AVAILABLE RECORDS –
____________

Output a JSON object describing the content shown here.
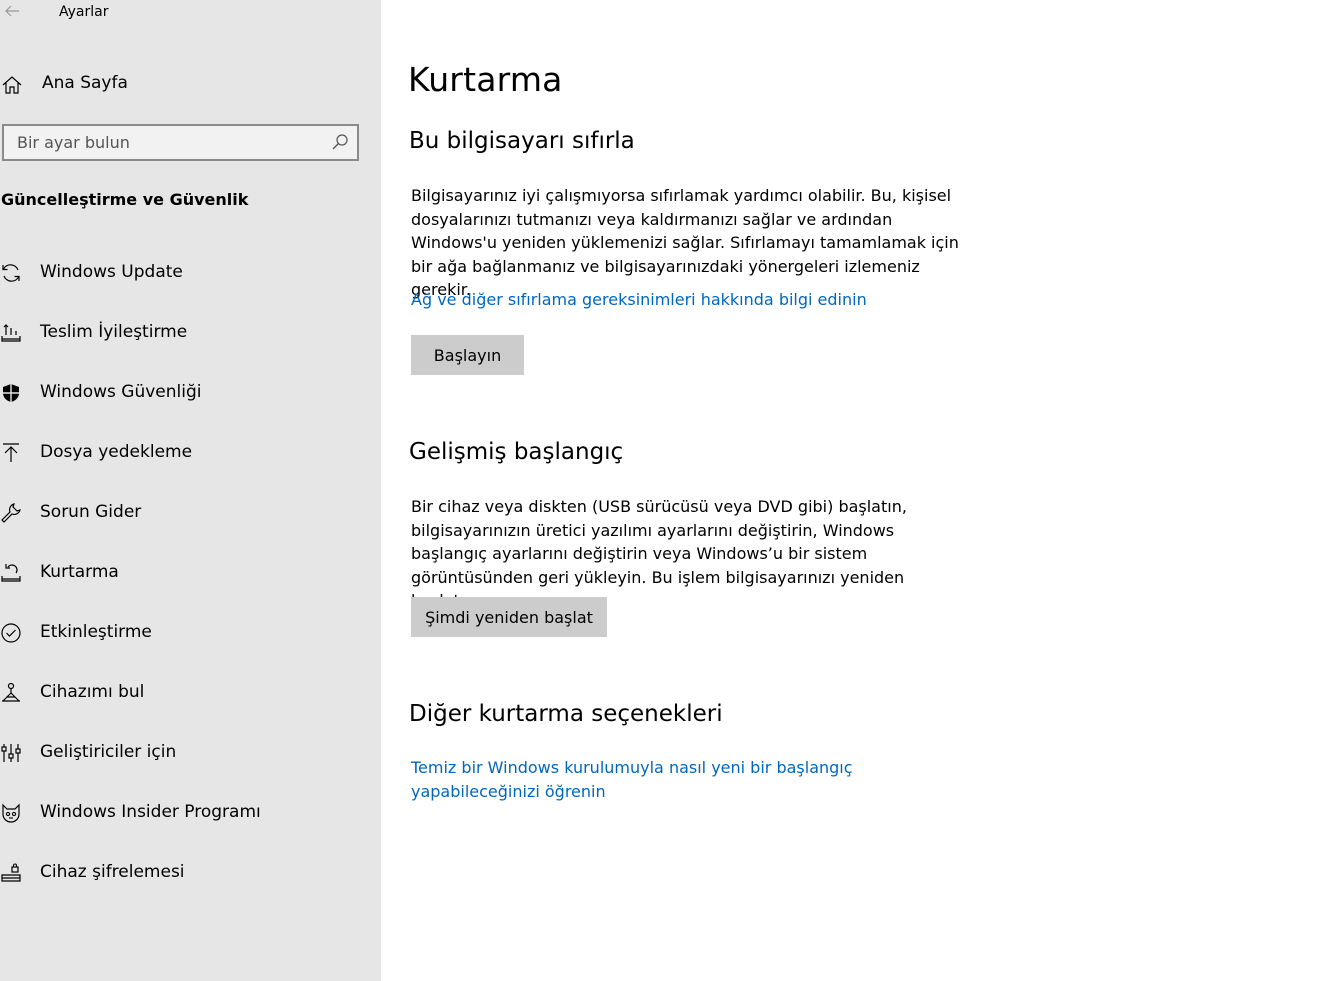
{
  "window": {
    "title": "Ayarlar"
  },
  "sidebar": {
    "home_label": "Ana Sayfa",
    "search": {
      "placeholder": "Bir ayar bulun"
    },
    "section_title": "Güncelleştirme ve Güvenlik",
    "items": [
      {
        "label": "Windows Update",
        "icon": "sync-icon"
      },
      {
        "label": "Teslim İyileştirme",
        "icon": "delivery-optimization-icon"
      },
      {
        "label": "Windows Güvenliği",
        "icon": "shield-icon"
      },
      {
        "label": "Dosya yedekleme",
        "icon": "backup-upload-icon"
      },
      {
        "label": "Sorun Gider",
        "icon": "wrench-icon"
      },
      {
        "label": "Kurtarma",
        "icon": "recovery-icon"
      },
      {
        "label": "Etkinleştirme",
        "icon": "check-circle-icon"
      },
      {
        "label": "Cihazımı bul",
        "icon": "find-device-icon"
      },
      {
        "label": "Geliştiriciler için",
        "icon": "developer-sliders-icon"
      },
      {
        "label": "Windows Insider Programı",
        "icon": "insider-cat-icon"
      },
      {
        "label": "Cihaz şifrelemesi",
        "icon": "drive-encryption-icon"
      }
    ]
  },
  "main": {
    "title": "Kurtarma",
    "reset": {
      "heading": "Bu bilgisayarı sıfırla",
      "description": "Bilgisayarınız iyi çalışmıyorsa sıfırlamak yardımcı olabilir. Bu, kişisel dosyalarınızı tutmanızı veya kaldırmanızı sağlar ve ardından Windows'u yeniden yüklemenizi sağlar. Sıfırlamayı tamamlamak için bir ağa bağlanmanız ve bilgisayarınızdaki yönergeleri izlemeniz gerekir.",
      "link": "Ağ ve diğer sıfırlama gereksinimleri hakkında bilgi edinin",
      "button": "Başlayın"
    },
    "advanced": {
      "heading": "Gelişmiş başlangıç",
      "description": "Bir cihaz veya diskten (USB sürücüsü veya DVD gibi) başlatın, bilgisayarınızın üretici yazılımı ayarlarını değiştirin, Windows başlangıç ayarlarını değiştirin veya Windows’u bir sistem görüntüsünden geri yükleyin. Bu işlem bilgisayarınızı yeniden başlatır.",
      "button": "Şimdi yeniden başlat"
    },
    "other": {
      "heading": "Diğer kurtarma seçenekleri",
      "link": "Temiz bir Windows kurulumuyla nasıl yeni bir başlangıç yapabileceğinizi öğrenin"
    }
  },
  "colors": {
    "sidebar_bg": "#e6e6e6",
    "link": "#0067c0",
    "button_bg": "#cccccc"
  }
}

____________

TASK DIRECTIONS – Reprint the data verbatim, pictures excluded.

SOLUTION TO THIS EXERCISE –
Output a JSON object describing the content shown here.
{
  "window": {
    "title": "Ayarlar"
  },
  "sidebar": {
    "home_label": "Ana Sayfa",
    "search": {
      "placeholder": "Bir ayar bulun"
    },
    "section_title": "Güncelleştirme ve Güvenlik",
    "items": [
      {
        "label": "Windows Update",
        "icon": "sync-icon"
      },
      {
        "label": "Teslim İyileştirme",
        "icon": "delivery-optimization-icon"
      },
      {
        "label": "Windows Güvenliği",
        "icon": "shield-icon"
      },
      {
        "label": "Dosya yedekleme",
        "icon": "backup-upload-icon"
      },
      {
        "label": "Sorun Gider",
        "icon": "wrench-icon"
      },
      {
        "label": "Kurtarma",
        "icon": "recovery-icon"
      },
      {
        "label": "Etkinleştirme",
        "icon": "check-circle-icon"
      },
      {
        "label": "Cihazımı bul",
        "icon": "find-device-icon"
      },
      {
        "label": "Geliştiriciler için",
        "icon": "developer-sliders-icon"
      },
      {
        "label": "Windows Insider Programı",
        "icon": "insider-cat-icon"
      },
      {
        "label": "Cihaz şifrelemesi",
        "icon": "drive-encryption-icon"
      }
    ]
  },
  "main": {
    "title": "Kurtarma",
    "reset": {
      "heading": "Bu bilgisayarı sıfırla",
      "description": "Bilgisayarınız iyi çalışmıyorsa sıfırlamak yardımcı olabilir. Bu, kişisel dosyalarınızı tutmanızı veya kaldırmanızı sağlar ve ardından Windows'u yeniden yüklemenizi sağlar. Sıfırlamayı tamamlamak için bir ağa bağlanmanız ve bilgisayarınızdaki yönergeleri izlemeniz gerekir.",
      "link": "Ağ ve diğer sıfırlama gereksinimleri hakkında bilgi edinin",
      "button": "Başlayın"
    },
    "advanced": {
      "heading": "Gelişmiş başlangıç",
      "description": "Bir cihaz veya diskten (USB sürücüsü veya DVD gibi) başlatın, bilgisayarınızın üretici yazılımı ayarlarını değiştirin, Windows başlangıç ayarlarını değiştirin veya Windows’u bir sistem görüntüsünden geri yükleyin. Bu işlem bilgisayarınızı yeniden başlatır.",
      "button": "Şimdi yeniden başlat"
    },
    "other": {
      "heading": "Diğer kurtarma seçenekleri",
      "link": "Temiz bir Windows kurulumuyla nasıl yeni bir başlangıç yapabileceğinizi öğrenin"
    }
  },
  "colors": {
    "sidebar_bg": "#e6e6e6",
    "link": "#0067c0",
    "button_bg": "#cccccc"
  }
}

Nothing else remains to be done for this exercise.